That Diana was hounded is undeniable. But in her last spiral in Paris, there were many fatal factors. Dodi Fayed, unused to being in the eye of the celebrity storm, was overexcited by the thrill of the chase. It was Diana’s choice—not the palace’s—to dispense with round-the-clock Scotland Yard protection. In the 2008 inquest into Diana’s death, former police commissioner Lord Condon testified that Diana was adamant that she did not want protection. She believed that officers spied on her and hampered her love life. But they also often acted as informal go-betweens with photographers to negotiate safer coverage of their famous charge. “It’s very tragic to say this,” paparazzo Mark Saunders speculated: “Had [her protection officer] Ken Wharfe or [her regular chauffeur] Colin Tebbutt been with Diana on the night she died, it wouldn’t have happened. They would have spoken to the press, and they would have given the brief outline of what was going to happen, which would have prevented the chasing.”
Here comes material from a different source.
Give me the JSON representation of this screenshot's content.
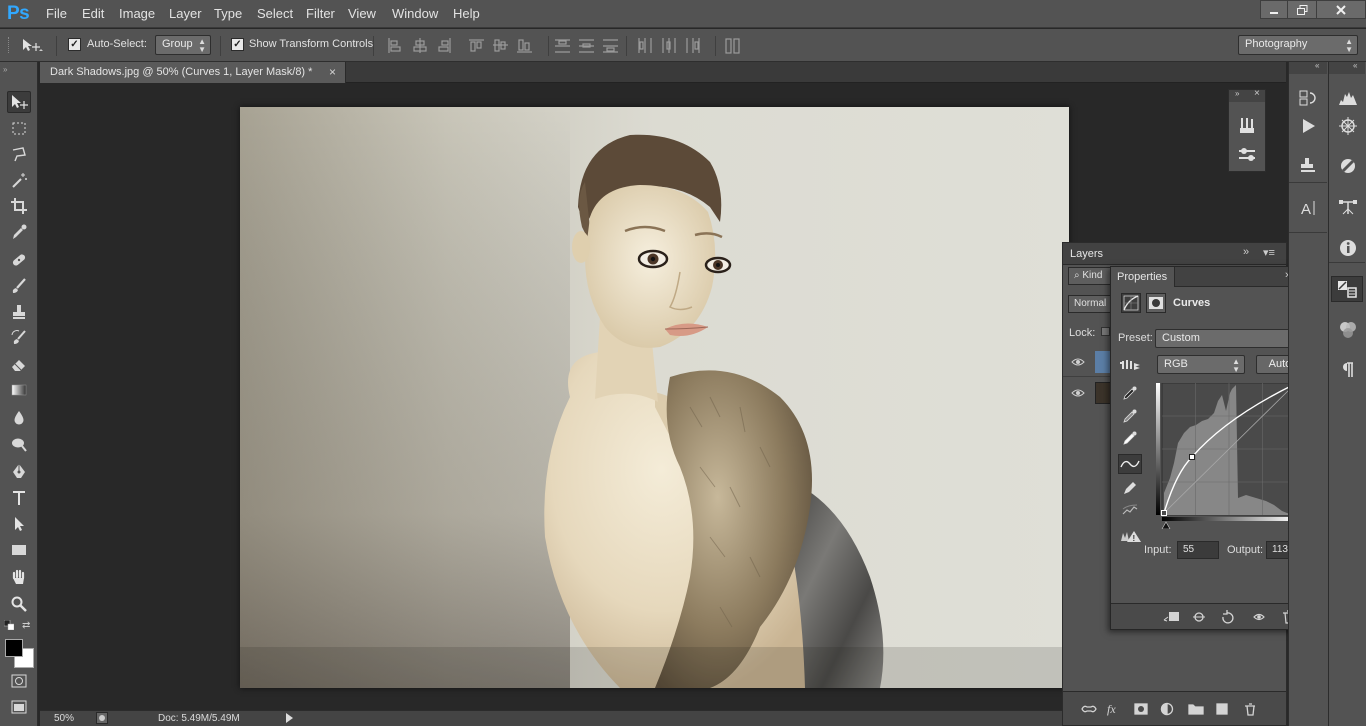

Saunders continued, “Diana was walking a tightrope with her relationships with the press. It wasn’t the press that had an affair with James Hewitt. It wasn’t the press that had an affair with [the married] art dealer Oliver Hoare and sat outside his house in the middle of the night. She was a normal person with feelings and emotions. But she was also the most famous woman in the world, and she was doing things that made the other side want to photograph her.”
On the 10th anniversary of Diana’s death, in 2007, William asked his private secretary Jamie Lowther-Pinkerton—without success—to do everything he could do to stop a Channel Four documentary showing graphic pictures of the Paris crash site. Quoting the boys, Lowther-Pinkerton wrote, “We feel that, as her sons, we would be failing in our duty to her now if we did not protect her—as she once did us.” Did Diana protect them? It’s not a debate that William and Harry want to have.
All their mother’s questionable decisions made sense to her at the time. In her wounded fury she lost all sense of the impact of her actions. Weeks after the Bashir interview, as the conflagration consumed everyone she loved and hated, the dogged Mark Saunders described in his 1996 book, Dicing With Di: The Amazing Adventures of Britain’s Royal Chasers, an eerie incident as the princess sped ahead of him down the highway out of London. His prey knew Saunders’s car well, and he could see her looking at him in the rearview mirror:
Writing these words in 1995, Saunders could have no idea what they foreshadowed. What was flashing through Diana’s mind as the car entered that last tragic chase into the Alma tunnel? Today, it would be unreasonable to ask that William and Harry forgive the paparazzi who trained their cameras on their beloved mother’s dying moments in the Paris tunnel, the hungry clicking of their shutters the last sound she would ever hear. Or to forget how often in their presence one or another of that ruffian gang had made her cry. Or to admit that, even though her own sons were among the “countless others” the Bashir broadcast hurt, she had shrewd, pragmatic reasons for undertaking the interview. The camera was Diana’s fatal attraction and her most potent weapon—the source of so much power at the price of so much pain. She was always gambling with those odds.
Her sons express their lasting contempt for the press in different ways: William with a grim, steely obsession with control; Harry with tortured, vocal, frequently ill-judged condemnation, a never-ending flurry of lawsuits, and, finally, a burn-it-all-down gesture that his mother—who, despite her yearning to be free, held tight to her diadem—might have well understood. But neither of them has yet been heard to reflect on how much Diana loved to dance with danger.